As ninth graders in Freshmen Seminar create self-portraits, they discusses their identity at Proctor. It is an identity that has certainly changed since each student first went on an Admission tour the year before. They have grown physically, emotionally, and socially. Their connection to Proctor is far deeper now than it was when first visiting. Four years from now when they graduate, after thousands of shared experiences, their connection will be still deeper.
With over 135 academic courses, 30 art electives, and five term-long off-campus programs to choose from, the possible ways a student’s Proctor journey can unfold is staggering.

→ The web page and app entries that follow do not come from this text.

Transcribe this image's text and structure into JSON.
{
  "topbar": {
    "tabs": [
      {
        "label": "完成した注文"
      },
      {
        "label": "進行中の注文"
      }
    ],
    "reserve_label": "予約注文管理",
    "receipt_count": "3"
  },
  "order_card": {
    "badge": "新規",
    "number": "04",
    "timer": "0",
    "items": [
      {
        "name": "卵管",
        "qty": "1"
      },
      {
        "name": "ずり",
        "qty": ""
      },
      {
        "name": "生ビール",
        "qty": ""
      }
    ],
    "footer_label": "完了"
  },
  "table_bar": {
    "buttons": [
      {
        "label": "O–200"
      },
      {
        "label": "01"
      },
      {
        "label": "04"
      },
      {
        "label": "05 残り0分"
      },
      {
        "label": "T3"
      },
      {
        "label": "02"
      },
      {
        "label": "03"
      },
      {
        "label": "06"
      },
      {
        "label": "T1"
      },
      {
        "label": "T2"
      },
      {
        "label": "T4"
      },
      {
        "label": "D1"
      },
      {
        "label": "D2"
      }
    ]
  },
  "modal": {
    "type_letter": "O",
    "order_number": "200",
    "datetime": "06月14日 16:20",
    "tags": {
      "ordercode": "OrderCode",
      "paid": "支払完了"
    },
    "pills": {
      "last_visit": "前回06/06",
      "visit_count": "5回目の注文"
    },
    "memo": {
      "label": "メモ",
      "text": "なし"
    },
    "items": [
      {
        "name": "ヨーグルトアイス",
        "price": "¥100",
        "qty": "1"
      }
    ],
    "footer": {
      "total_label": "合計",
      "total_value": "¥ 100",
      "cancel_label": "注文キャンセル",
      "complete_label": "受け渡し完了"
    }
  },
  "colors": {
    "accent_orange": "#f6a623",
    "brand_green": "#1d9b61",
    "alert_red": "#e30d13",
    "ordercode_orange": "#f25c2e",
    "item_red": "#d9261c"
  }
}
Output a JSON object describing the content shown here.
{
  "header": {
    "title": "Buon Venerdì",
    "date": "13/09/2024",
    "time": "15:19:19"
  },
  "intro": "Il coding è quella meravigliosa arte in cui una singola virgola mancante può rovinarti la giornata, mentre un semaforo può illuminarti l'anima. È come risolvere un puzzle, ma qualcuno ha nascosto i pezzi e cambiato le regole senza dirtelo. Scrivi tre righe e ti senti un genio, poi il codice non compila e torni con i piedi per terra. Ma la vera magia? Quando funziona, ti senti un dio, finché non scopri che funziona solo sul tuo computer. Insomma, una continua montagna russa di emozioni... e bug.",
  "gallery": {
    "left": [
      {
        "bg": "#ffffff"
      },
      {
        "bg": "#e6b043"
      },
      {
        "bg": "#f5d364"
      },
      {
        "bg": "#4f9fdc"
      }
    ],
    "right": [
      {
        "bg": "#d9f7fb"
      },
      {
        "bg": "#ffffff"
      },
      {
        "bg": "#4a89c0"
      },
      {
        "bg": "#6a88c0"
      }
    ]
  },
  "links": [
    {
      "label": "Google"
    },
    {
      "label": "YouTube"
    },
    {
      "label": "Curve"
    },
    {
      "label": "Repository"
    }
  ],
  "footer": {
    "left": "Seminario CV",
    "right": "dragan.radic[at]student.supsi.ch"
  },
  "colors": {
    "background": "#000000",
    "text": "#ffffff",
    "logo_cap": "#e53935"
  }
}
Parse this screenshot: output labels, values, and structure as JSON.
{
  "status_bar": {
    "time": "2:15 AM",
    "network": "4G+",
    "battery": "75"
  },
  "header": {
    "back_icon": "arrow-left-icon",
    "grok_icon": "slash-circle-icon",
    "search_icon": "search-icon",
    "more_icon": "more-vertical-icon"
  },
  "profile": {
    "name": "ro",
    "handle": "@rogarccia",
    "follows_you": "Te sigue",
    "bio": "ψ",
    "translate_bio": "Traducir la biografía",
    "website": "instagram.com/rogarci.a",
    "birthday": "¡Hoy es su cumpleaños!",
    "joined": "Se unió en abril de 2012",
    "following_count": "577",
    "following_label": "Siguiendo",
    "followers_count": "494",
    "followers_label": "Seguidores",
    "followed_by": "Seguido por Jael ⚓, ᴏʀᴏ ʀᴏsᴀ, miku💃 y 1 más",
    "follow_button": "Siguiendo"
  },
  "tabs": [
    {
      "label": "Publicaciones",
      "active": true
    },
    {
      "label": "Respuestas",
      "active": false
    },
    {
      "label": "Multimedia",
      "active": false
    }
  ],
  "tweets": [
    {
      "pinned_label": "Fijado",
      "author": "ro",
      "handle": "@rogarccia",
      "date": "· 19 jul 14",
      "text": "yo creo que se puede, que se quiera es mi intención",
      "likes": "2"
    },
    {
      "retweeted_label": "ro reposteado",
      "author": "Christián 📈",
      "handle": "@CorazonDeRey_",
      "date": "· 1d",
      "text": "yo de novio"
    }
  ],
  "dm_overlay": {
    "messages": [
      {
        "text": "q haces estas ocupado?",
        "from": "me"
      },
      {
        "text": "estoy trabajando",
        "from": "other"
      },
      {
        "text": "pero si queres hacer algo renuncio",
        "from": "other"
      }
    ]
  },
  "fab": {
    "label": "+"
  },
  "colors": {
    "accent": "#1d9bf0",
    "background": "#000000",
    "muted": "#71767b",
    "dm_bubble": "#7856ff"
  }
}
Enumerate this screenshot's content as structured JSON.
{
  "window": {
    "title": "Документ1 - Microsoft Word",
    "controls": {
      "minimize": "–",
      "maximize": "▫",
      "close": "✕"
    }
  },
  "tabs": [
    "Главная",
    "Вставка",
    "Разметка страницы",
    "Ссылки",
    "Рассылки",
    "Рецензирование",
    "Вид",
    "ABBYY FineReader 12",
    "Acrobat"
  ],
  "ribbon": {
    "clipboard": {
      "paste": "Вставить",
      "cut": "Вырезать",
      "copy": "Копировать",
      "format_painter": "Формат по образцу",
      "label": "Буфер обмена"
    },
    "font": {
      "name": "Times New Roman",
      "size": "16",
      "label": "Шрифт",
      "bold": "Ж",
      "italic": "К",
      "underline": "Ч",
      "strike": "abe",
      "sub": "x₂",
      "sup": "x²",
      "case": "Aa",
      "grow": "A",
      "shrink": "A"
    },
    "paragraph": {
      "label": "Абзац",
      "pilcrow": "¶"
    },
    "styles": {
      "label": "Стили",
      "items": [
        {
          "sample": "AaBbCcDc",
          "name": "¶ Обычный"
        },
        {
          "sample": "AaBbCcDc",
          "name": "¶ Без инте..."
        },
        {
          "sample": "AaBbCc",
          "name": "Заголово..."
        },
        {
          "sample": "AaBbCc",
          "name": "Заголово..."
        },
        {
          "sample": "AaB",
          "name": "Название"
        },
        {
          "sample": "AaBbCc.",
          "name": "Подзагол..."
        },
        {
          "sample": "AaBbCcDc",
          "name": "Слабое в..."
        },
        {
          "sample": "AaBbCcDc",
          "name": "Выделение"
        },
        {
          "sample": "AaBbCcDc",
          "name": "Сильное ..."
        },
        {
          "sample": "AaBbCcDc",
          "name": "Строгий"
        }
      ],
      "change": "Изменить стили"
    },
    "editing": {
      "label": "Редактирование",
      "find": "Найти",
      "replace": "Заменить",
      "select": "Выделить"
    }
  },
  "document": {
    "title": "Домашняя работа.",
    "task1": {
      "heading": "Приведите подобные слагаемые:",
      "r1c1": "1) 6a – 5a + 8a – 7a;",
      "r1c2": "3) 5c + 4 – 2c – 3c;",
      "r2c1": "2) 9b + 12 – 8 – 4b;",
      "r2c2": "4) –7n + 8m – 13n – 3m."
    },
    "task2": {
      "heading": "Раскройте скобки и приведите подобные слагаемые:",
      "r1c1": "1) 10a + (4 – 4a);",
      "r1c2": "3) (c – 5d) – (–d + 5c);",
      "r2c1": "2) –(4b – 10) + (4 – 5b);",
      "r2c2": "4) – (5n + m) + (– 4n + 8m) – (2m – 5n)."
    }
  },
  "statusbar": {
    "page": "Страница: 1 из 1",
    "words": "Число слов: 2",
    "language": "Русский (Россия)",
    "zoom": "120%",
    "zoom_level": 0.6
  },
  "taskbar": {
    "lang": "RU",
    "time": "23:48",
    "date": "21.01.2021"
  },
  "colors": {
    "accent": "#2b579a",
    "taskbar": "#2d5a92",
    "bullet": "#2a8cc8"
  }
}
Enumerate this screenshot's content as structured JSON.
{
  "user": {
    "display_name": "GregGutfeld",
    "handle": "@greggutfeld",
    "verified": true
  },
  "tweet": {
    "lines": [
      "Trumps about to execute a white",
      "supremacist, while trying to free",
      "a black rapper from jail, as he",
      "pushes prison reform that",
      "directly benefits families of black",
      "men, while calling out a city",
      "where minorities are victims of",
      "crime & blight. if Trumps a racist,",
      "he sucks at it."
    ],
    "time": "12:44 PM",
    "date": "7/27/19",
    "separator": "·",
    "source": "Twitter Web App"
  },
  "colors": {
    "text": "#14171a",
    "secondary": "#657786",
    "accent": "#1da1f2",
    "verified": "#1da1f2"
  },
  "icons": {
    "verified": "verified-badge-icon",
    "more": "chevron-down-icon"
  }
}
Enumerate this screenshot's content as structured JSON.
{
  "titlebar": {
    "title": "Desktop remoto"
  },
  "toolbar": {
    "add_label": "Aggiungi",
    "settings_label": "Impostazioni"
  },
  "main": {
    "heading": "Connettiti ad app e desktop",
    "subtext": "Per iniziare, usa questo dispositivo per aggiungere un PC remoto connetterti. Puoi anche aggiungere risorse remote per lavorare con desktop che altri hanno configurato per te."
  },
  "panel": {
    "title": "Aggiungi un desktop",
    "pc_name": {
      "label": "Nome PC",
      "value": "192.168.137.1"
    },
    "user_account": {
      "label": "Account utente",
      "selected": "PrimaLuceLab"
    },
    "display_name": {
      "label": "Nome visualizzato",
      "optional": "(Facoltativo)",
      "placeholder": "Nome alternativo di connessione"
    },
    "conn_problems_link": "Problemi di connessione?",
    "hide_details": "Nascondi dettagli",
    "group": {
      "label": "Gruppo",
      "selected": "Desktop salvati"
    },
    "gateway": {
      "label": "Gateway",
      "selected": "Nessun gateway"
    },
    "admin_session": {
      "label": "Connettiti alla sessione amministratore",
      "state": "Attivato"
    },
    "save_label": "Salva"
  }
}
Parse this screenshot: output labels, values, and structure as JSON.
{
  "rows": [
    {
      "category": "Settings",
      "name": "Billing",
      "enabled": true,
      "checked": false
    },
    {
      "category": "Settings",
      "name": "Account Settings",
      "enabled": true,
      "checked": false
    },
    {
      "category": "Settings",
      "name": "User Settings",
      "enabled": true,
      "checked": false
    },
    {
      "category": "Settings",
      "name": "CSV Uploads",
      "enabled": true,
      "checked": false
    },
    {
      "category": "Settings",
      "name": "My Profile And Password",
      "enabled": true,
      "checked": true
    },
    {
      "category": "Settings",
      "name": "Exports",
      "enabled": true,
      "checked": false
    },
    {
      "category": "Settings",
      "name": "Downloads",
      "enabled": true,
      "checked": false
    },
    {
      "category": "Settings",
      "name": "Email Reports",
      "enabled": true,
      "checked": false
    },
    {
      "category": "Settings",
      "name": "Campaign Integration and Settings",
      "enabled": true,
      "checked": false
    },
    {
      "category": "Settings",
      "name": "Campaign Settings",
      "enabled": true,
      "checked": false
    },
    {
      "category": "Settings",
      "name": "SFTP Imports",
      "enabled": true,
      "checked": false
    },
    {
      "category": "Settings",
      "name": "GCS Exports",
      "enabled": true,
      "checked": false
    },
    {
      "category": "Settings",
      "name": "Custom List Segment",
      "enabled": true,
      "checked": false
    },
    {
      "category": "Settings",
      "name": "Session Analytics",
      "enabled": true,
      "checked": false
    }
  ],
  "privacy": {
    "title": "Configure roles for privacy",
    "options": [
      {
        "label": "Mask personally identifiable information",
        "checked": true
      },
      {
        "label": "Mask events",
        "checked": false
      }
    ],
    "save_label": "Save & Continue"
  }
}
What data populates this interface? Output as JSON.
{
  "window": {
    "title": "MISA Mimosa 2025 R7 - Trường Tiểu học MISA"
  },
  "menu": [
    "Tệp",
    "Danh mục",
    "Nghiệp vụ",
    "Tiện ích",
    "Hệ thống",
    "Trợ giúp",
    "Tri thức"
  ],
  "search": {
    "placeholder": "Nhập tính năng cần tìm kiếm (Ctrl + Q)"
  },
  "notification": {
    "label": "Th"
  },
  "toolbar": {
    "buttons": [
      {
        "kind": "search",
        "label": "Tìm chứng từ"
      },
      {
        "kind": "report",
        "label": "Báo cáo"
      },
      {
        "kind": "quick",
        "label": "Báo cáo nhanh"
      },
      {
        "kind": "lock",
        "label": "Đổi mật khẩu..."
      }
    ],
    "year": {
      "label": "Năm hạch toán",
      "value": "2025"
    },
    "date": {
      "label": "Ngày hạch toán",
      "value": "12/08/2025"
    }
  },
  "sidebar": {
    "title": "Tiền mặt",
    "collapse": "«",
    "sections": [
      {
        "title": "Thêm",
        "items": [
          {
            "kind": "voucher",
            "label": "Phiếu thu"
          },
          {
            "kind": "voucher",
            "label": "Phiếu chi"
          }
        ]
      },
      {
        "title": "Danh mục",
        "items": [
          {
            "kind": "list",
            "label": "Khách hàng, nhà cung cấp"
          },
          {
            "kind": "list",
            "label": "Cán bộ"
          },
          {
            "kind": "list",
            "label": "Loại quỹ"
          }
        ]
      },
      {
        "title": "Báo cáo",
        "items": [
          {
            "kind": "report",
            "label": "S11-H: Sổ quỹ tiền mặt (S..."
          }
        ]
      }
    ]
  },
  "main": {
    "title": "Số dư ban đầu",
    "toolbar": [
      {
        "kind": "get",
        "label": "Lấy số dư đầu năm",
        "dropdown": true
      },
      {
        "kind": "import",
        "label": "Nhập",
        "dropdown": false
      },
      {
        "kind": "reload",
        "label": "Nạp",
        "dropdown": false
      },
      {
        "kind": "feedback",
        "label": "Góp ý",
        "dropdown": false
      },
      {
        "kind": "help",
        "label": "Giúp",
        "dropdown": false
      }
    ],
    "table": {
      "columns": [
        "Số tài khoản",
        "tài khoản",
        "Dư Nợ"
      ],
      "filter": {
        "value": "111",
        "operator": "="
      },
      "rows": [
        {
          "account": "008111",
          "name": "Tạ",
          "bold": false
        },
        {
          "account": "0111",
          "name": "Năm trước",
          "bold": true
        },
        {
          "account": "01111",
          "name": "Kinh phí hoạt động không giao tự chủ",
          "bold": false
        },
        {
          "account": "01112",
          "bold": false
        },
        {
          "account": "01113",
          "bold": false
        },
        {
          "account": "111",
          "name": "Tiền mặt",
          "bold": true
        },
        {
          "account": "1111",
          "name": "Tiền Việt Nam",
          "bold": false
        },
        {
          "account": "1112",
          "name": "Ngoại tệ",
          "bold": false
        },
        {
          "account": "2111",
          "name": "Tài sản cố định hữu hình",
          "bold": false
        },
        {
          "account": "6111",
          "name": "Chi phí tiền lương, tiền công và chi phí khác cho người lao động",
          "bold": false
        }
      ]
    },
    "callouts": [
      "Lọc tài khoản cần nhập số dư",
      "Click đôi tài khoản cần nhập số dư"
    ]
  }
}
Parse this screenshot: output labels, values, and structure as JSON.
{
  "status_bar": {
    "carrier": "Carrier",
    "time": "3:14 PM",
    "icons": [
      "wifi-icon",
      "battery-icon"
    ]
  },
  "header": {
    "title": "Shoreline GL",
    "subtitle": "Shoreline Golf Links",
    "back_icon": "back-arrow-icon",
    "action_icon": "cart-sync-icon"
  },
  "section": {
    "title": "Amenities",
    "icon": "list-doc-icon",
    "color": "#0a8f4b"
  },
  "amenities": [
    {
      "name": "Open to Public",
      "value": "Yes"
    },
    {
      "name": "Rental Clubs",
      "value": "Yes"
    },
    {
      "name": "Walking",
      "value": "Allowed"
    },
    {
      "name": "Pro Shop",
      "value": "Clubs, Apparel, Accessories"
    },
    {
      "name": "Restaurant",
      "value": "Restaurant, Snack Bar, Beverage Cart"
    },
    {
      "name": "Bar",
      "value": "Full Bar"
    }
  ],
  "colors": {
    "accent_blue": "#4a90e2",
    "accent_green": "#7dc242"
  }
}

Because of the breadth of academic offerings, the importance of academic planning is elevated at Proctor.
Over the past week advisors have spent time with their advisees completing academicplans as a part of the long-term academic scheduling process regardless of when a student joins the Proctor community. While academic plans lay out desired courses and potential terms abroad in order to ensure students meet graduation requirements, they are far from binding.
The purpose of backward planning is to look at a student's time at Proctor, his or her desired experiences, and how to best fit all the puzzle pieces together. While four-year plans provide a blueprint for what each student wants his or her academic path to be, they often change, morph, and take completely different directions as students find new passions or are turned on to a discipline by a certain experience - and this is encouraged!
For many students first arriving at Proctor, the plethora of academic options are mind boggling. Planning out the future trimesters (keeping in mind desired matriculation options for college) seems like an impossible task, however, it is our hope that this process, along with forums like Freshmen Seminar, help open students' eyes to the possibilities of a Proctor experience. With the proper planning, you won’t have to make ‘either/or’ decisions, but instead can make ‘both/and’ decisions!
So what would your four-year plan look like?